"It means, kid, that my day ends at five. Regardless. Five is scotch-and-soda time. And then I'm on my way home." Every day at five, Gable sticks to his guns. Five o'clock comes and he's in the trailer. He enters as a Navy commander and exits as a Brooks Brothers model. Driving off the lot in his Bentley convertible, he waves goodbye as he passes through the security gates.
Because he's a producer of the picture, Lancaster is far more intense and worries about overages.
...Most of the action isn't done on location but in the studio. One scene involves a series of explosions followed by a deluge of water. The mechanics are tricky and the technical guys work on it all day. They can't quite get it right. Finally, at about five to five, it all comes together -- the bombastic explosions and a deluge of water.
Gable and I are in the battle scene, the climax of the film. [Director] Robert Wise signals action and all hell breaks loose. The special effects are spectacular.

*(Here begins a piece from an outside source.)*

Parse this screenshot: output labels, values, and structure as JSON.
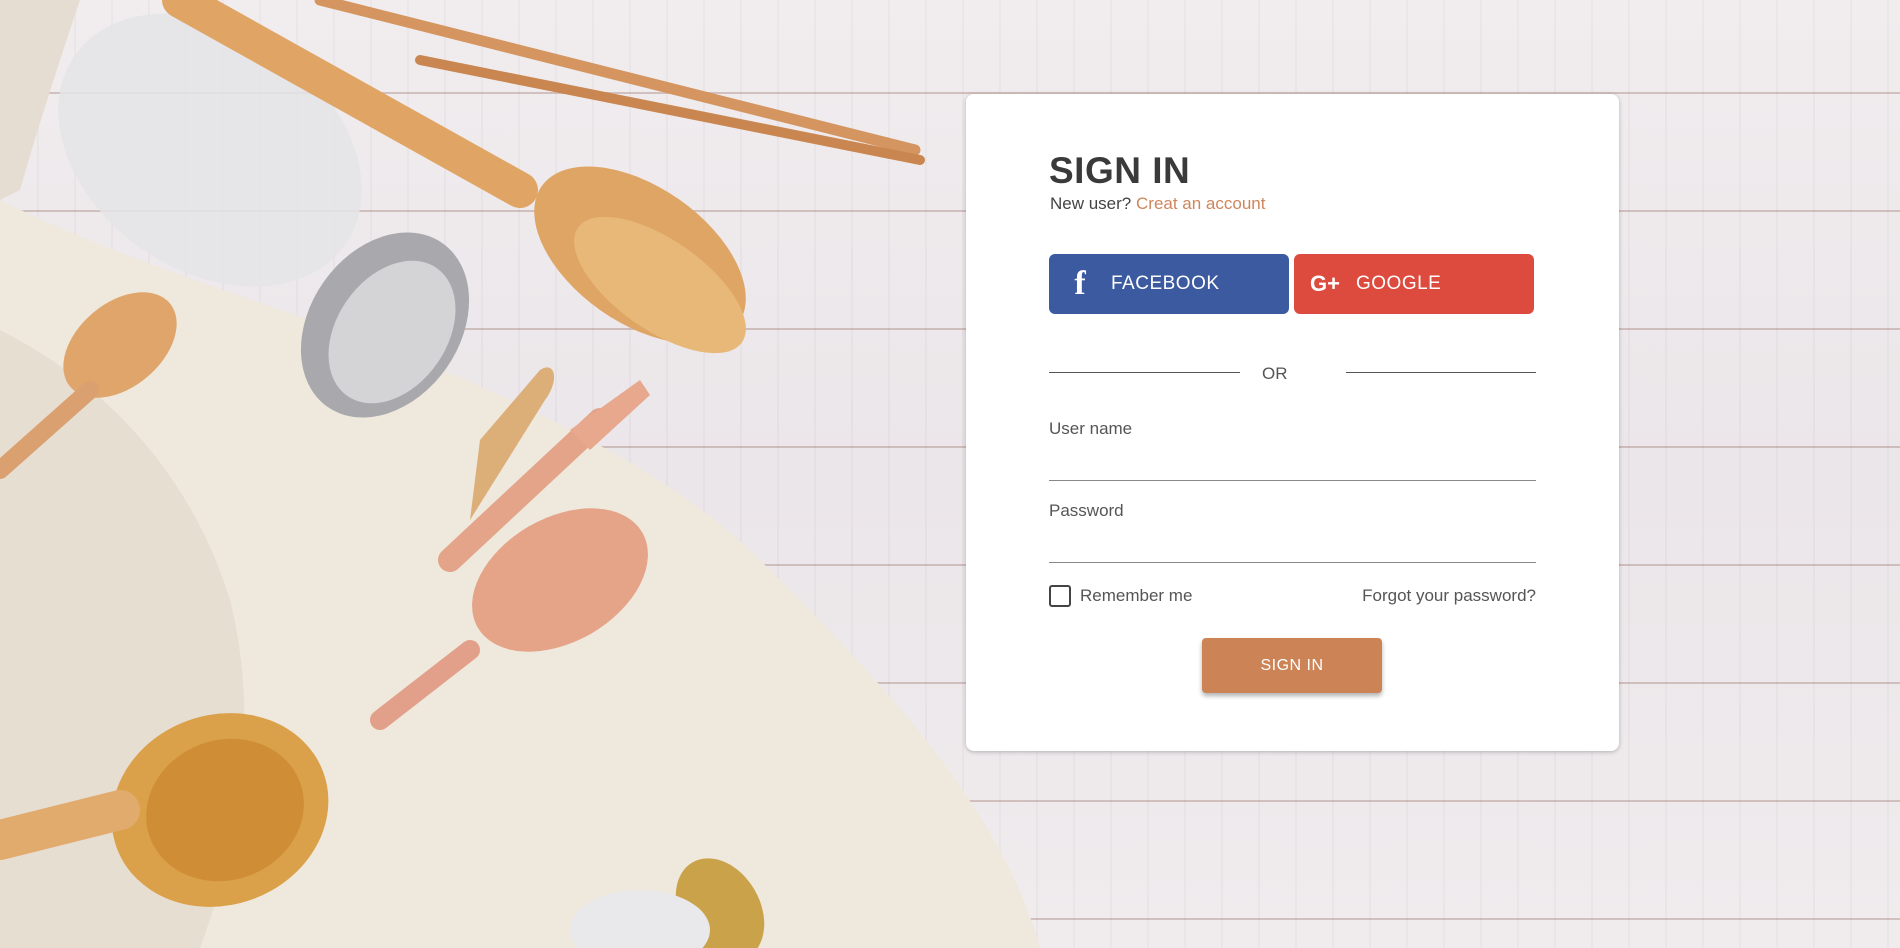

In the midst of this drama, Gable says, "Sorry, boys, Mr. Five O'clock is done for the day."
And then, with the grace of a European prince, Gable struts to his trailer.
Lancaster chases after him.
"Clark," says Burt, "we finally got this thing to work. It'll cost a fortune if we dismantle it. We gotta film it now."
Ever the gentleman, Gable looks at Lancaster sympathetically. "Relax, Burt," he says. "I'll dive with the submarine tomorrow."
-- Don Rickles' Book; Don Rickles with David Ritz; pp. 76-78.
"Fair" and "unfair", unfortunately, are in the eyes of the beholder. When you scrape away the bark, there is only what you have the leverage to get. (And Clark Gable knew that).
Rest in peace, Don. You provided a lot of laughter, for which I'm grateful.